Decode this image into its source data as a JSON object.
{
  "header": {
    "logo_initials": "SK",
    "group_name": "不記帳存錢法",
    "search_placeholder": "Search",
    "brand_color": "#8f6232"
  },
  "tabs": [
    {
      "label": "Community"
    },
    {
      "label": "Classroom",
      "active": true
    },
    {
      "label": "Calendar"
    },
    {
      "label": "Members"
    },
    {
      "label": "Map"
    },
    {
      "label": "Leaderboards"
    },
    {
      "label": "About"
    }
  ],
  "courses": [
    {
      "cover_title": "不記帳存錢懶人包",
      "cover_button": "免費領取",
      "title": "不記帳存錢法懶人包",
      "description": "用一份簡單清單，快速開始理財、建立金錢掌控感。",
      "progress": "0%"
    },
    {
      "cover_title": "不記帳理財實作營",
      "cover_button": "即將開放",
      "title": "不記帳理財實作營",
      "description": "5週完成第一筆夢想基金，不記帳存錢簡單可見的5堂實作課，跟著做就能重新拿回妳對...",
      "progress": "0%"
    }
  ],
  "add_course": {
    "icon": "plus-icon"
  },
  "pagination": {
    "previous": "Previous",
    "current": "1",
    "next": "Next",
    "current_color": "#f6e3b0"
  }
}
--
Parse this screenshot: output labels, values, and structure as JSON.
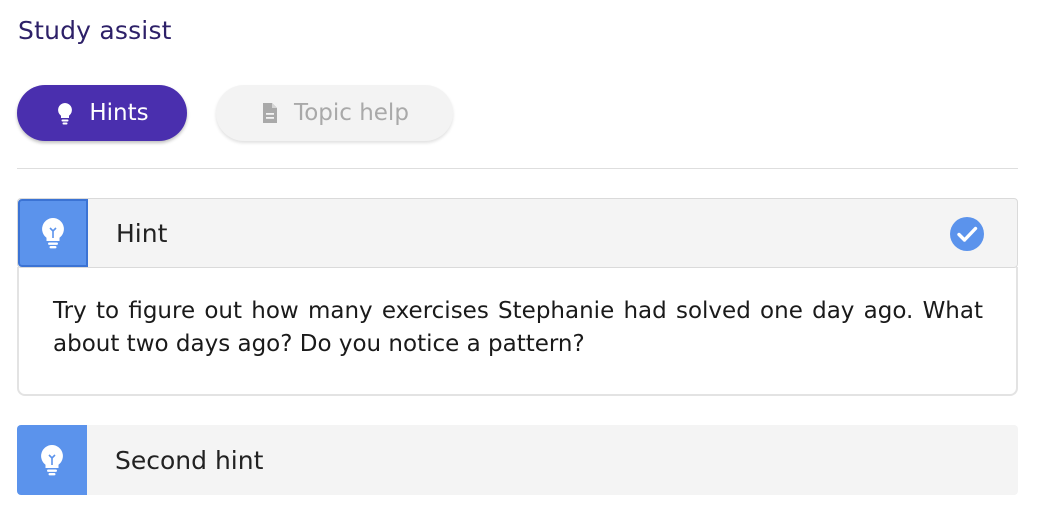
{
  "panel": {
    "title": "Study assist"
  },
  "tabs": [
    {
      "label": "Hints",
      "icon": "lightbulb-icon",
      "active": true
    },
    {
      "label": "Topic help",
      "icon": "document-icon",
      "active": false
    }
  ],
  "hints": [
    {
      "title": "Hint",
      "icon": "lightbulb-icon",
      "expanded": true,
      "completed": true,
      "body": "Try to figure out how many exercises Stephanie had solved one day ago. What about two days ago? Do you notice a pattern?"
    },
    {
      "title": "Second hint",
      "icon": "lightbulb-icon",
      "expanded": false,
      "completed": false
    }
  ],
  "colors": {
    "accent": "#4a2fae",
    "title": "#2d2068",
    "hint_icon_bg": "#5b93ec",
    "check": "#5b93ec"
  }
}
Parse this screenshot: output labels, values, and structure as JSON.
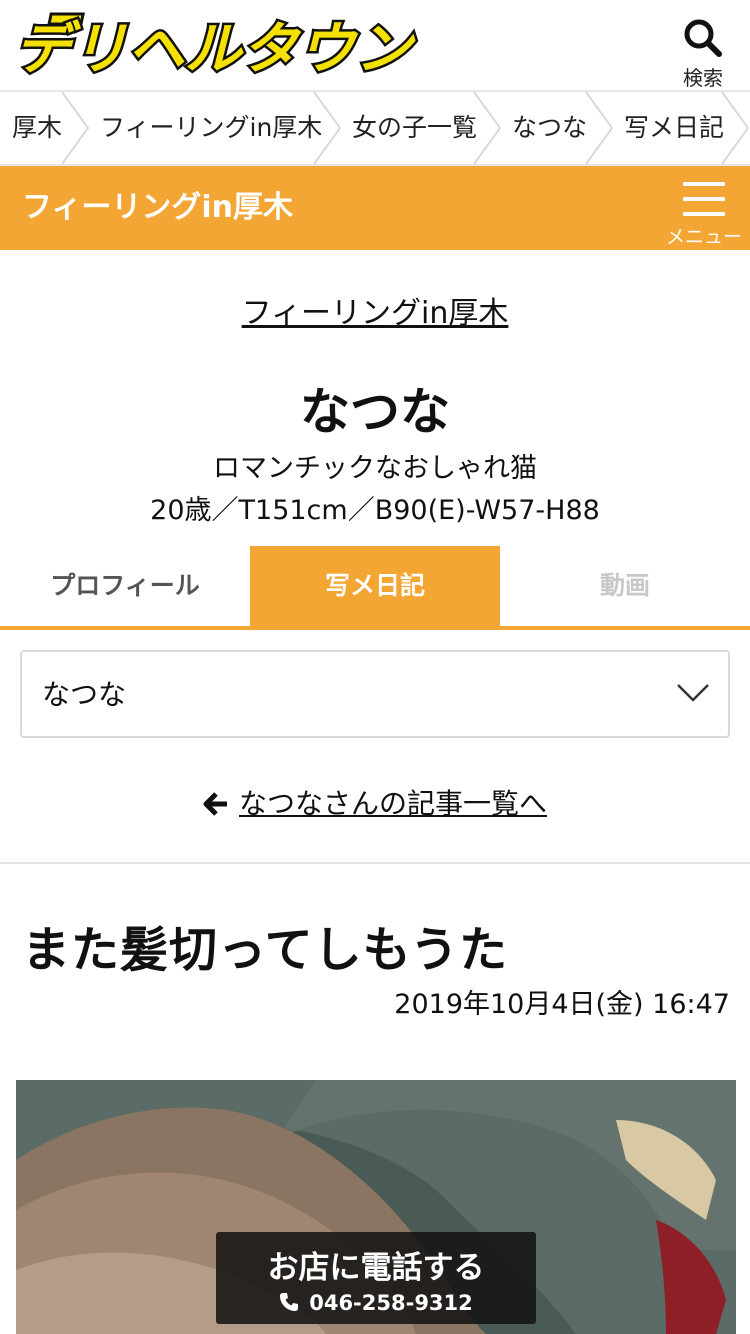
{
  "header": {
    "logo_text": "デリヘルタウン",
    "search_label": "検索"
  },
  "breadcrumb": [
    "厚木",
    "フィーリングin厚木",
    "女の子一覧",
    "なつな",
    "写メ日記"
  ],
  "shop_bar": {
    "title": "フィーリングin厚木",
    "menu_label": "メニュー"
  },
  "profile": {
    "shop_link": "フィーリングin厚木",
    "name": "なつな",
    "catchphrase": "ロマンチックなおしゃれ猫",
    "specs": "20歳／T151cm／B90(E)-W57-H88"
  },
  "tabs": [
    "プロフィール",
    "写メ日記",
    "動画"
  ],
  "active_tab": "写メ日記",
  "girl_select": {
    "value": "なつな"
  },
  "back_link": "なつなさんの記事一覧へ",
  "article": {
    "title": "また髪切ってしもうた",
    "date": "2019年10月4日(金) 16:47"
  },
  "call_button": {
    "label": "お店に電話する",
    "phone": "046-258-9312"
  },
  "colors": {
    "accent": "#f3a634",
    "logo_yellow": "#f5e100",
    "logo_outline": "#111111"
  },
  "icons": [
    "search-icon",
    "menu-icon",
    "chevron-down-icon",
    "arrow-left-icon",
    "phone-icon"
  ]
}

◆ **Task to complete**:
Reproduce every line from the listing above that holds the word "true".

◆ **Written reply**:
      "active": true
      "active": true
      "expanded": true,
      "completed": true,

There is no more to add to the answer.